To do: Each word in the data below should be copied exactly; the images should not.

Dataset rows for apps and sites

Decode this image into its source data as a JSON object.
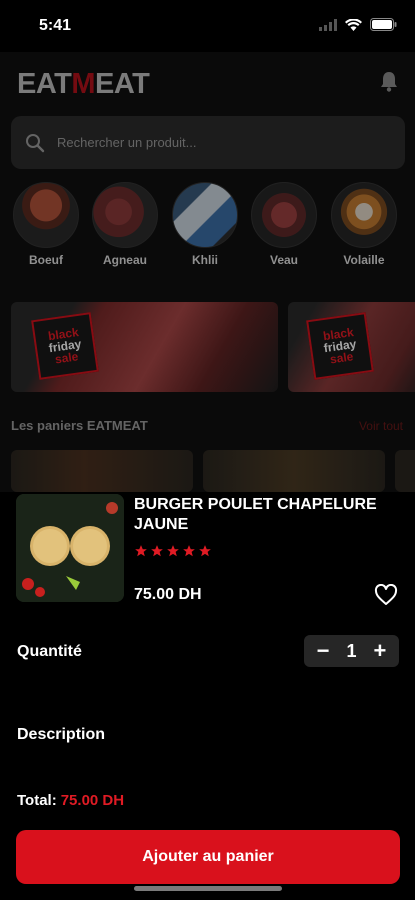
{
  "status": {
    "time": "5:41"
  },
  "header": {
    "logo_prefix": "EAT",
    "logo_mid": "M",
    "logo_suffix": "EAT",
    "bell_icon": "bell-icon"
  },
  "search": {
    "placeholder": "Rechercher un produit..."
  },
  "categories": [
    {
      "label": "Boeuf"
    },
    {
      "label": "Agneau"
    },
    {
      "label": "Khlii"
    },
    {
      "label": "Veau"
    },
    {
      "label": "Volaille"
    }
  ],
  "banners": {
    "tag_line1": "black",
    "tag_line2": "friday",
    "tag_line3": "sale"
  },
  "section": {
    "title": "Les paniers EATMEAT",
    "see_all": "Voir tout"
  },
  "product": {
    "name": "BURGER POULET CHAPELURE JAUNE",
    "rating": 5,
    "price": "75.00 DH"
  },
  "quantity": {
    "label": "Quantité",
    "minus": "−",
    "value": "1",
    "plus": "+"
  },
  "description": {
    "label": "Description"
  },
  "total": {
    "label": "Total:",
    "amount": "75.00 DH"
  },
  "cta": {
    "label": "Ajouter au panier"
  },
  "colors": {
    "accent": "#d9111c",
    "background": "#000000",
    "card": "#262626"
  }
}
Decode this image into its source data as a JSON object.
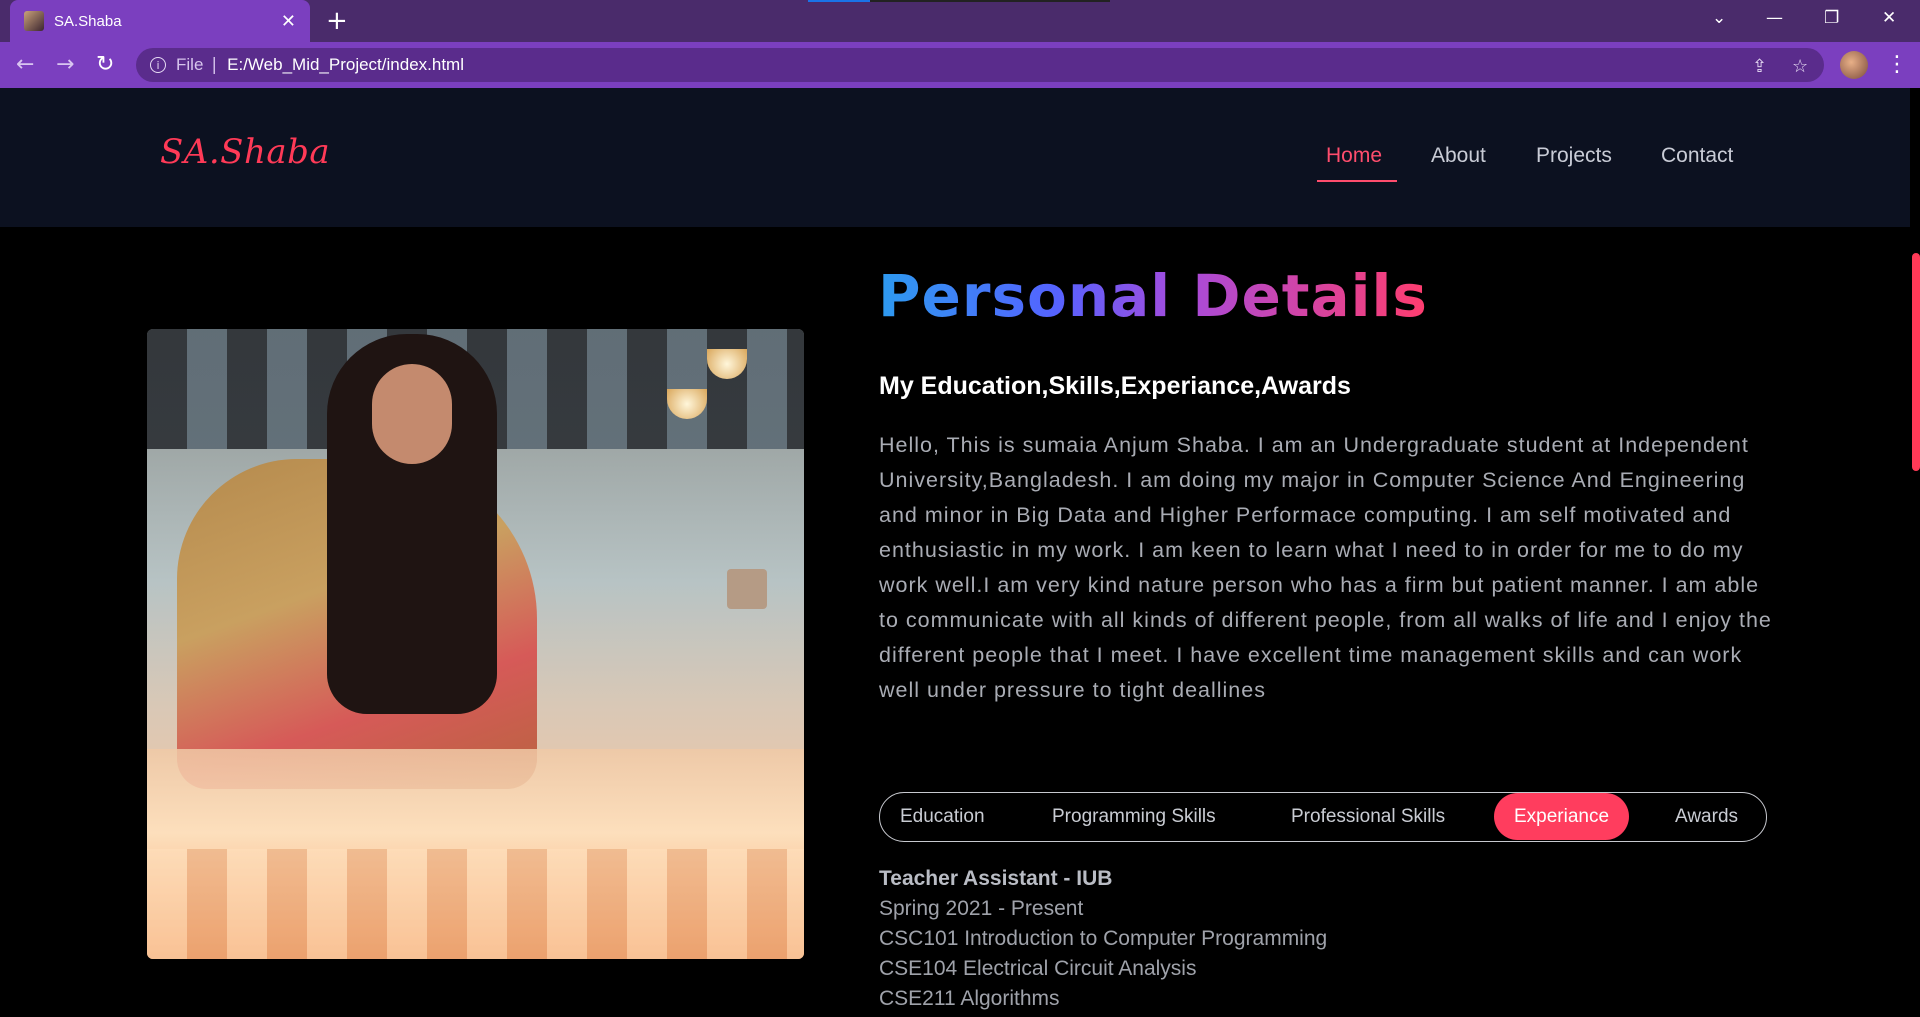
{
  "browser": {
    "tab_title": "SA.Shaba",
    "url_scheme": "File",
    "url": "E:/Web_Mid_Project/index.html"
  },
  "site": {
    "logo": "SA.Shaba",
    "nav": [
      "Home",
      "About",
      "Projects",
      "Contact"
    ],
    "active_nav": "Home"
  },
  "about": {
    "heading": "Personal Details",
    "subheading": "My Education,Skills,Experiance,Awards",
    "bio": "Hello, This is sumaia Anjum Shaba. I am an Undergraduate student at Independent University,Bangladesh. I am doing my major in Computer Science And Engineering and minor in Big Data and Higher Performace computing. I am self motivated and enthusiastic in my work. I am keen to learn what I need to in order for me to do my work well.I am very kind nature person who has a firm but patient manner. I am able to communicate with all kinds of different people, from all walks of life and I enjoy the different people that I meet. I have excellent time management skills and can work well under pressure to tight deallines",
    "tabs": [
      "Education",
      "Programming Skills",
      "Professional Skills",
      "Experiance",
      "Awards"
    ],
    "active_tab": "Experiance"
  },
  "experience": {
    "role": "Teacher Assistant - IUB",
    "period": "Spring 2021 - Present",
    "courses": [
      "CSC101 Introduction to Computer Programming",
      "CSE104 Electrical Circuit Analysis",
      "CSE211 Algorithms"
    ]
  },
  "colors": {
    "accent": "#ff3d5e",
    "header_bg": "#0c1120",
    "browser_purple": "#7b3fbf"
  },
  "icons": [
    "back-icon",
    "forward-icon",
    "reload-icon",
    "info-icon",
    "share-icon",
    "star-icon",
    "kebab-menu-icon"
  ]
}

Solution for this exercise:
Decode this image into its source data as a JSON object.
{
  "status": {
    "time": "5:41"
  },
  "header": {
    "logo_prefix": "EAT",
    "logo_mid": "M",
    "logo_suffix": "EAT",
    "bell_icon": "bell-icon"
  },
  "search": {
    "placeholder": "Rechercher un produit..."
  },
  "categories": [
    {
      "label": "Boeuf"
    },
    {
      "label": "Agneau"
    },
    {
      "label": "Khlii"
    },
    {
      "label": "Veau"
    },
    {
      "label": "Volaille"
    }
  ],
  "banners": {
    "tag_line1": "black",
    "tag_line2": "friday",
    "tag_line3": "sale"
  },
  "section": {
    "title": "Les paniers EATMEAT",
    "see_all": "Voir tout"
  },
  "product": {
    "name": "BURGER POULET CHAPELURE JAUNE",
    "rating": 5,
    "price": "75.00 DH"
  },
  "quantity": {
    "label": "Quantité",
    "minus": "−",
    "value": "1",
    "plus": "+"
  },
  "description": {
    "label": "Description"
  },
  "total": {
    "label": "Total:",
    "amount": "75.00 DH"
  },
  "cta": {
    "label": "Ajouter au panier"
  },
  "colors": {
    "accent": "#d9111c",
    "background": "#000000",
    "card": "#262626"
  }
}
Decode this image into its source data as a JSON object.
{
  "browser": {
    "tab_title": "SA.Shaba",
    "url_scheme": "File",
    "url": "E:/Web_Mid_Project/index.html"
  },
  "site": {
    "logo": "SA.Shaba",
    "nav": [
      "Home",
      "About",
      "Projects",
      "Contact"
    ],
    "active_nav": "Home"
  },
  "about": {
    "heading": "Personal Details",
    "subheading": "My Education,Skills,Experiance,Awards",
    "bio": "Hello, This is sumaia Anjum Shaba. I am an Undergraduate student at Independent University,Bangladesh. I am doing my major in Computer Science And Engineering and minor in Big Data and Higher Performace computing. I am self motivated and enthusiastic in my work. I am keen to learn what I need to in order for me to do my work well.I am very kind nature person who has a firm but patient manner. I am able to communicate with all kinds of different people, from all walks of life and I enjoy the different people that I meet. I have excellent time management skills and can work well under pressure to tight deallines",
    "tabs": [
      "Education",
      "Programming Skills",
      "Professional Skills",
      "Experiance",
      "Awards"
    ],
    "active_tab": "Experiance"
  },
  "experience": {
    "role": "Teacher Assistant - IUB",
    "period": "Spring 2021 - Present",
    "courses": [
      "CSC101 Introduction to Computer Programming",
      "CSE104 Electrical Circuit Analysis",
      "CSE211 Algorithms"
    ]
  },
  "colors": {
    "accent": "#ff3d5e",
    "header_bg": "#0c1120",
    "browser_purple": "#7b3fbf"
  },
  "icons": [
    "back-icon",
    "forward-icon",
    "reload-icon",
    "info-icon",
    "share-icon",
    "star-icon",
    "kebab-menu-icon"
  ]
}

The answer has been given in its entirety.